(App and web page records)
# # # #

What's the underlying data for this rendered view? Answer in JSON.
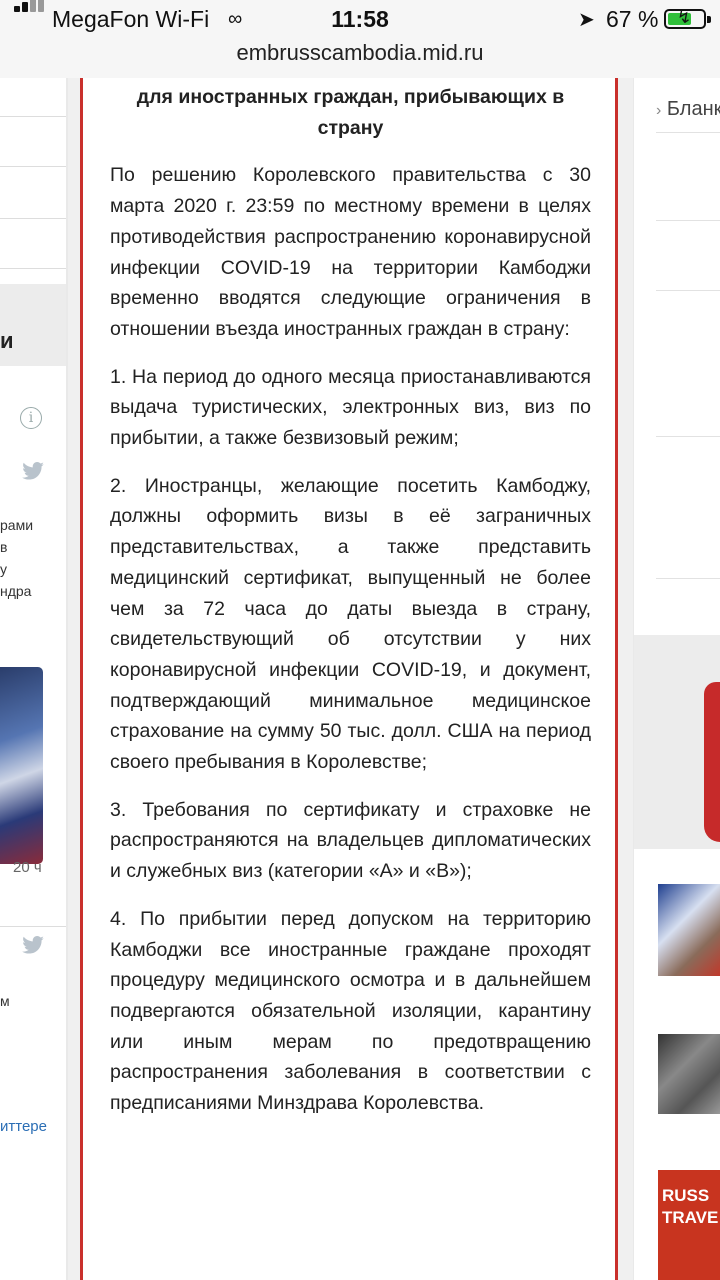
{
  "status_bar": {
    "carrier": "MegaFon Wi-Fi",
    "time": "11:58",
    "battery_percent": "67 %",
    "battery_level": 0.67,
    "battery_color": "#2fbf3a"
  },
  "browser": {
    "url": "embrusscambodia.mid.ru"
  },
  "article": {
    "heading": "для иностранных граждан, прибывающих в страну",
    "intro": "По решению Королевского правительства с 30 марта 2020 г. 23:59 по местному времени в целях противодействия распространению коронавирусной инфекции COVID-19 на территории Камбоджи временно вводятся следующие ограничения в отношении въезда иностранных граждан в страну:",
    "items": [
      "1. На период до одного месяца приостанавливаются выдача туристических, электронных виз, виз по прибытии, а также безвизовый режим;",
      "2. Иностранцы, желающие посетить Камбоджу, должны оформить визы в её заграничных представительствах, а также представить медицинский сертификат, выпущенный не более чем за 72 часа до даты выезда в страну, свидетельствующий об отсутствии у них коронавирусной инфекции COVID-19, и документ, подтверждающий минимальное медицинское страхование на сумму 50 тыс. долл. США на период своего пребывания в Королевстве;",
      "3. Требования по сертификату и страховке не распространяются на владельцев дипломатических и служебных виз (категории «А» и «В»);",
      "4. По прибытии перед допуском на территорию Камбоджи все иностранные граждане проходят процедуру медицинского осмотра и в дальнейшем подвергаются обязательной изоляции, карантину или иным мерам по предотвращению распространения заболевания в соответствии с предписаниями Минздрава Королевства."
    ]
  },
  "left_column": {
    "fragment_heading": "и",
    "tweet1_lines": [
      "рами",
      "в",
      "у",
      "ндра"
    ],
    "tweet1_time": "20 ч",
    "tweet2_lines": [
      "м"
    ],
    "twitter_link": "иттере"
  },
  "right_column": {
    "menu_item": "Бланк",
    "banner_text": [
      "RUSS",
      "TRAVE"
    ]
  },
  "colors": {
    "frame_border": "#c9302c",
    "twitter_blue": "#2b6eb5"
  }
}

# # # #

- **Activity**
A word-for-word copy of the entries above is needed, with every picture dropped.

- **Response area**
What's the underlying data for this rendered view? Answer in JSON.
{
  "status_bar": {
    "carrier": "MegaFon Wi-Fi",
    "time": "11:58",
    "battery_percent": "67 %",
    "battery_level": 0.67,
    "battery_color": "#2fbf3a"
  },
  "browser": {
    "url": "embrusscambodia.mid.ru"
  },
  "article": {
    "heading": "для иностранных граждан, прибывающих в страну",
    "intro": "По решению Королевского правительства с 30 марта 2020 г. 23:59 по местному времени в целях противодействия распространению коронавирусной инфекции COVID-19 на территории Камбоджи временно вводятся следующие ограничения в отношении въезда иностранных граждан в страну:",
    "items": [
      "1. На период до одного месяца приостанавливаются выдача туристических, электронных виз, виз по прибытии, а также безвизовый режим;",
      "2. Иностранцы, желающие посетить Камбоджу, должны оформить визы в её заграничных представительствах, а также представить медицинский сертификат, выпущенный не более чем за 72 часа до даты выезда в страну, свидетельствующий об отсутствии у них коронавирусной инфекции COVID-19, и документ, подтверждающий минимальное медицинское страхование на сумму 50 тыс. долл. США на период своего пребывания в Королевстве;",
      "3. Требования по сертификату и страховке не распространяются на владельцев дипломатических и служебных виз (категории «А» и «В»);",
      "4. По прибытии перед допуском на территорию Камбоджи все иностранные граждане проходят процедуру медицинского осмотра и в дальнейшем подвергаются обязательной изоляции, карантину или иным мерам по предотвращению распространения заболевания в соответствии с предписаниями Минздрава Королевства."
    ]
  },
  "left_column": {
    "fragment_heading": "и",
    "tweet1_lines": [
      "рами",
      "в",
      "у",
      "ндра"
    ],
    "tweet1_time": "20 ч",
    "tweet2_lines": [
      "м"
    ],
    "twitter_link": "иттере"
  },
  "right_column": {
    "menu_item": "Бланк",
    "banner_text": [
      "RUSS",
      "TRAVE"
    ]
  },
  "colors": {
    "frame_border": "#c9302c",
    "twitter_blue": "#2b6eb5"
  }
}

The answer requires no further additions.